### Your objective
An exact copy of the data below is required; return it in full.

### Supplied material
BEGIN

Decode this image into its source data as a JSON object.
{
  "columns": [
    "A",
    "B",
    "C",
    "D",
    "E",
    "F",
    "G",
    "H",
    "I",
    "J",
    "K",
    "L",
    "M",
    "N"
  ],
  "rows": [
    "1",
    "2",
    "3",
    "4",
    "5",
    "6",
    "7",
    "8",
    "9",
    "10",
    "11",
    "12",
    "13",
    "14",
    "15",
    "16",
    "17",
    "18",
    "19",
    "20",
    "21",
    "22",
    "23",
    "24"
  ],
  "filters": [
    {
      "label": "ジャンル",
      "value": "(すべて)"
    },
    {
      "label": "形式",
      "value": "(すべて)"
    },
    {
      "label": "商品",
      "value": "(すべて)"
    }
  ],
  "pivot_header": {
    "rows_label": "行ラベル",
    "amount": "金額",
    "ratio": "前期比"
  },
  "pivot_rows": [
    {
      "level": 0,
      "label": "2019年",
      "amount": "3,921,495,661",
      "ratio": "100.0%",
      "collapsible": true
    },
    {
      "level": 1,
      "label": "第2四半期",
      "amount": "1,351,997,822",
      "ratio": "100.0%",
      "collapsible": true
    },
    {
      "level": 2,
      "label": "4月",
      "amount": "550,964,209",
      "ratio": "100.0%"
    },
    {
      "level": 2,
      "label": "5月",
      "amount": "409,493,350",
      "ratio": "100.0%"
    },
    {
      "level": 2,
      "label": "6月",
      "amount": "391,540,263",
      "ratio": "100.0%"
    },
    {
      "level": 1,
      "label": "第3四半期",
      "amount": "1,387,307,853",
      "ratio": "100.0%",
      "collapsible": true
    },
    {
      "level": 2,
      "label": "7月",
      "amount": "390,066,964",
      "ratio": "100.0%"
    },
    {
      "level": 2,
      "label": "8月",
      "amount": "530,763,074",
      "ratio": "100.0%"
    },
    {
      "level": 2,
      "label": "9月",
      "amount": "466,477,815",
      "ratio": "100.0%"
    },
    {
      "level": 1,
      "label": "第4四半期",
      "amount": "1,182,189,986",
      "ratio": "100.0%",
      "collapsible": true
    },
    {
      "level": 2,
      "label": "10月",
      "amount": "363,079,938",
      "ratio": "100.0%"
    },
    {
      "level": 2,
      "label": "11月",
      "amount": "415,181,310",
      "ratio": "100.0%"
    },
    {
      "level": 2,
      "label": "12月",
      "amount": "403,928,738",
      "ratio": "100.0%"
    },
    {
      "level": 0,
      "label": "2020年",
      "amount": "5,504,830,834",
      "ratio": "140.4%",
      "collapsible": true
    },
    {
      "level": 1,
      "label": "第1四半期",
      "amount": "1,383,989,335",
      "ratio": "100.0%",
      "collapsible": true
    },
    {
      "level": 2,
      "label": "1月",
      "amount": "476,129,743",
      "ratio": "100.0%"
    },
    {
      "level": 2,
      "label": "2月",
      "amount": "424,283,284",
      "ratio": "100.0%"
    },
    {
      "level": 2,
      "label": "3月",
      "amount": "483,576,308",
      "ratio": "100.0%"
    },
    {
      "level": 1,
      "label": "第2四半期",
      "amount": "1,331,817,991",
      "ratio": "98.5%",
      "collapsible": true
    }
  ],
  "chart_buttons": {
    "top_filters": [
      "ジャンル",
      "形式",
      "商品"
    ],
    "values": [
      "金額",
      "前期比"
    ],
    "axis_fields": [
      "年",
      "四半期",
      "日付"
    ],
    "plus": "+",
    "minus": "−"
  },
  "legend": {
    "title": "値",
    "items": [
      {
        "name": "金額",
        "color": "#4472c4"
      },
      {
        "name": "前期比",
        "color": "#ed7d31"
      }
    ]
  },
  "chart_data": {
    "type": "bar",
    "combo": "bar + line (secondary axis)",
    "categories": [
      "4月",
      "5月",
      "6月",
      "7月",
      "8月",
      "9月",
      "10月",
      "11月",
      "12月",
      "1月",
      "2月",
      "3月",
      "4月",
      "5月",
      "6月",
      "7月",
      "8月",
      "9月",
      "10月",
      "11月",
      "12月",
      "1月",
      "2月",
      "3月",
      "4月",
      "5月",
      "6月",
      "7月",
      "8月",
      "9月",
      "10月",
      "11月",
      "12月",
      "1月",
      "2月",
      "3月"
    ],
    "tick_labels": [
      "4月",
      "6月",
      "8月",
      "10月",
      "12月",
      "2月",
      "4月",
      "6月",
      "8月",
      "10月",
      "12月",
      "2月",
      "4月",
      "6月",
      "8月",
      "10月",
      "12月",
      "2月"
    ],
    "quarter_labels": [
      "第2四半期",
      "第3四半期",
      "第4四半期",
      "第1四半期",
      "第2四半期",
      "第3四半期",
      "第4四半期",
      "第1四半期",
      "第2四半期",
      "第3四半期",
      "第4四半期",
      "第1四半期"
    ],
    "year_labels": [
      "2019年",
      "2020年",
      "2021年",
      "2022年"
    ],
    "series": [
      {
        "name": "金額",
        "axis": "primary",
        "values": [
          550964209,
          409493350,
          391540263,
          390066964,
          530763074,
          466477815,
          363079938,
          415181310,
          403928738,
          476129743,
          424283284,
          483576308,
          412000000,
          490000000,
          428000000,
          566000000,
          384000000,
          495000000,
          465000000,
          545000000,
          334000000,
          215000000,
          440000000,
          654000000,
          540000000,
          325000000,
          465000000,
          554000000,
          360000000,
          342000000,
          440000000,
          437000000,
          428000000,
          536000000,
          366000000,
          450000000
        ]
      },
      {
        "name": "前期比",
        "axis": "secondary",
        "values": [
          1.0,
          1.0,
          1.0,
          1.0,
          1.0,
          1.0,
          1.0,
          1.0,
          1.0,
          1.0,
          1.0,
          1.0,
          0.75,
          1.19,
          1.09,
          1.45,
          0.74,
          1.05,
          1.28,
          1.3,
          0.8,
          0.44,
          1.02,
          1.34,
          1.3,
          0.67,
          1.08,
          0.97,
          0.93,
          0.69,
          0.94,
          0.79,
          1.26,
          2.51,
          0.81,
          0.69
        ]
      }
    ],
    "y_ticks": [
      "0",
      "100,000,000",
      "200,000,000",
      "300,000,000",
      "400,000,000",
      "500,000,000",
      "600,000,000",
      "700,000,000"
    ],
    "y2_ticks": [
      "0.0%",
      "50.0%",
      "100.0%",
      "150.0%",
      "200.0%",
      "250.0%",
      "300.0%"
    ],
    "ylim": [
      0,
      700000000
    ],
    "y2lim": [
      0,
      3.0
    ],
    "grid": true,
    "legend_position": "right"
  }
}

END

### Your solution
Decode this image into its source data as a JSON object.
{
  "columns": [
    "A",
    "B",
    "C",
    "D",
    "E",
    "F",
    "G",
    "H",
    "I",
    "J",
    "K",
    "L",
    "M",
    "N"
  ],
  "rows": [
    "1",
    "2",
    "3",
    "4",
    "5",
    "6",
    "7",
    "8",
    "9",
    "10",
    "11",
    "12",
    "13",
    "14",
    "15",
    "16",
    "17",
    "18",
    "19",
    "20",
    "21",
    "22",
    "23",
    "24"
  ],
  "filters": [
    {
      "label": "ジャンル",
      "value": "(すべて)"
    },
    {
      "label": "形式",
      "value": "(すべて)"
    },
    {
      "label": "商品",
      "value": "(すべて)"
    }
  ],
  "pivot_header": {
    "rows_label": "行ラベル",
    "amount": "金額",
    "ratio": "前期比"
  },
  "pivot_rows": [
    {
      "level": 0,
      "label": "2019年",
      "amount": "3,921,495,661",
      "ratio": "100.0%",
      "collapsible": true
    },
    {
      "level": 1,
      "label": "第2四半期",
      "amount": "1,351,997,822",
      "ratio": "100.0%",
      "collapsible": true
    },
    {
      "level": 2,
      "label": "4月",
      "amount": "550,964,209",
      "ratio": "100.0%"
    },
    {
      "level": 2,
      "label": "5月",
      "amount": "409,493,350",
      "ratio": "100.0%"
    },
    {
      "level": 2,
      "label": "6月",
      "amount": "391,540,263",
      "ratio": "100.0%"
    },
    {
      "level": 1,
      "label": "第3四半期",
      "amount": "1,387,307,853",
      "ratio": "100.0%",
      "collapsible": true
    },
    {
      "level": 2,
      "label": "7月",
      "amount": "390,066,964",
      "ratio": "100.0%"
    },
    {
      "level": 2,
      "label": "8月",
      "amount": "530,763,074",
      "ratio": "100.0%"
    },
    {
      "level": 2,
      "label": "9月",
      "amount": "466,477,815",
      "ratio": "100.0%"
    },
    {
      "level": 1,
      "label": "第4四半期",
      "amount": "1,182,189,986",
      "ratio": "100.0%",
      "collapsible": true
    },
    {
      "level": 2,
      "label": "10月",
      "amount": "363,079,938",
      "ratio": "100.0%"
    },
    {
      "level": 2,
      "label": "11月",
      "amount": "415,181,310",
      "ratio": "100.0%"
    },
    {
      "level": 2,
      "label": "12月",
      "amount": "403,928,738",
      "ratio": "100.0%"
    },
    {
      "level": 0,
      "label": "2020年",
      "amount": "5,504,830,834",
      "ratio": "140.4%",
      "collapsible": true
    },
    {
      "level": 1,
      "label": "第1四半期",
      "amount": "1,383,989,335",
      "ratio": "100.0%",
      "collapsible": true
    },
    {
      "level": 2,
      "label": "1月",
      "amount": "476,129,743",
      "ratio": "100.0%"
    },
    {
      "level": 2,
      "label": "2月",
      "amount": "424,283,284",
      "ratio": "100.0%"
    },
    {
      "level": 2,
      "label": "3月",
      "amount": "483,576,308",
      "ratio": "100.0%"
    },
    {
      "level": 1,
      "label": "第2四半期",
      "amount": "1,331,817,991",
      "ratio": "98.5%",
      "collapsible": true
    }
  ],
  "chart_buttons": {
    "top_filters": [
      "ジャンル",
      "形式",
      "商品"
    ],
    "values": [
      "金額",
      "前期比"
    ],
    "axis_fields": [
      "年",
      "四半期",
      "日付"
    ],
    "plus": "+",
    "minus": "−"
  },
  "legend": {
    "title": "値",
    "items": [
      {
        "name": "金額",
        "color": "#4472c4"
      },
      {
        "name": "前期比",
        "color": "#ed7d31"
      }
    ]
  },
  "chart_data": {
    "type": "bar",
    "combo": "bar + line (secondary axis)",
    "categories": [
      "4月",
      "5月",
      "6月",
      "7月",
      "8月",
      "9月",
      "10月",
      "11月",
      "12月",
      "1月",
      "2月",
      "3月",
      "4月",
      "5月",
      "6月",
      "7月",
      "8月",
      "9月",
      "10月",
      "11月",
      "12月",
      "1月",
      "2月",
      "3月",
      "4月",
      "5月",
      "6月",
      "7月",
      "8月",
      "9月",
      "10月",
      "11月",
      "12月",
      "1月",
      "2月",
      "3月"
    ],
    "tick_labels": [
      "4月",
      "6月",
      "8月",
      "10月",
      "12月",
      "2月",
      "4月",
      "6月",
      "8月",
      "10月",
      "12月",
      "2月",
      "4月",
      "6月",
      "8月",
      "10月",
      "12月",
      "2月"
    ],
    "quarter_labels": [
      "第2四半期",
      "第3四半期",
      "第4四半期",
      "第1四半期",
      "第2四半期",
      "第3四半期",
      "第4四半期",
      "第1四半期",
      "第2四半期",
      "第3四半期",
      "第4四半期",
      "第1四半期"
    ],
    "year_labels": [
      "2019年",
      "2020年",
      "2021年",
      "2022年"
    ],
    "series": [
      {
        "name": "金額",
        "axis": "primary",
        "values": [
          550964209,
          409493350,
          391540263,
          390066964,
          530763074,
          466477815,
          363079938,
          415181310,
          403928738,
          476129743,
          424283284,
          483576308,
          412000000,
          490000000,
          428000000,
          566000000,
          384000000,
          495000000,
          465000000,
          545000000,
          334000000,
          215000000,
          440000000,
          654000000,
          540000000,
          325000000,
          465000000,
          554000000,
          360000000,
          342000000,
          440000000,
          437000000,
          428000000,
          536000000,
          366000000,
          450000000
        ]
      },
      {
        "name": "前期比",
        "axis": "secondary",
        "values": [
          1.0,
          1.0,
          1.0,
          1.0,
          1.0,
          1.0,
          1.0,
          1.0,
          1.0,
          1.0,
          1.0,
          1.0,
          0.75,
          1.19,
          1.09,
          1.45,
          0.74,
          1.05,
          1.28,
          1.3,
          0.8,
          0.44,
          1.02,
          1.34,
          1.3,
          0.67,
          1.08,
          0.97,
          0.93,
          0.69,
          0.94,
          0.79,
          1.26,
          2.51,
          0.81,
          0.69
        ]
      }
    ],
    "y_ticks": [
      "0",
      "100,000,000",
      "200,000,000",
      "300,000,000",
      "400,000,000",
      "500,000,000",
      "600,000,000",
      "700,000,000"
    ],
    "y2_ticks": [
      "0.0%",
      "50.0%",
      "100.0%",
      "150.0%",
      "200.0%",
      "250.0%",
      "300.0%"
    ],
    "ylim": [
      0,
      700000000
    ],
    "y2lim": [
      0,
      3.0
    ],
    "grid": true,
    "legend_position": "right"
  }
}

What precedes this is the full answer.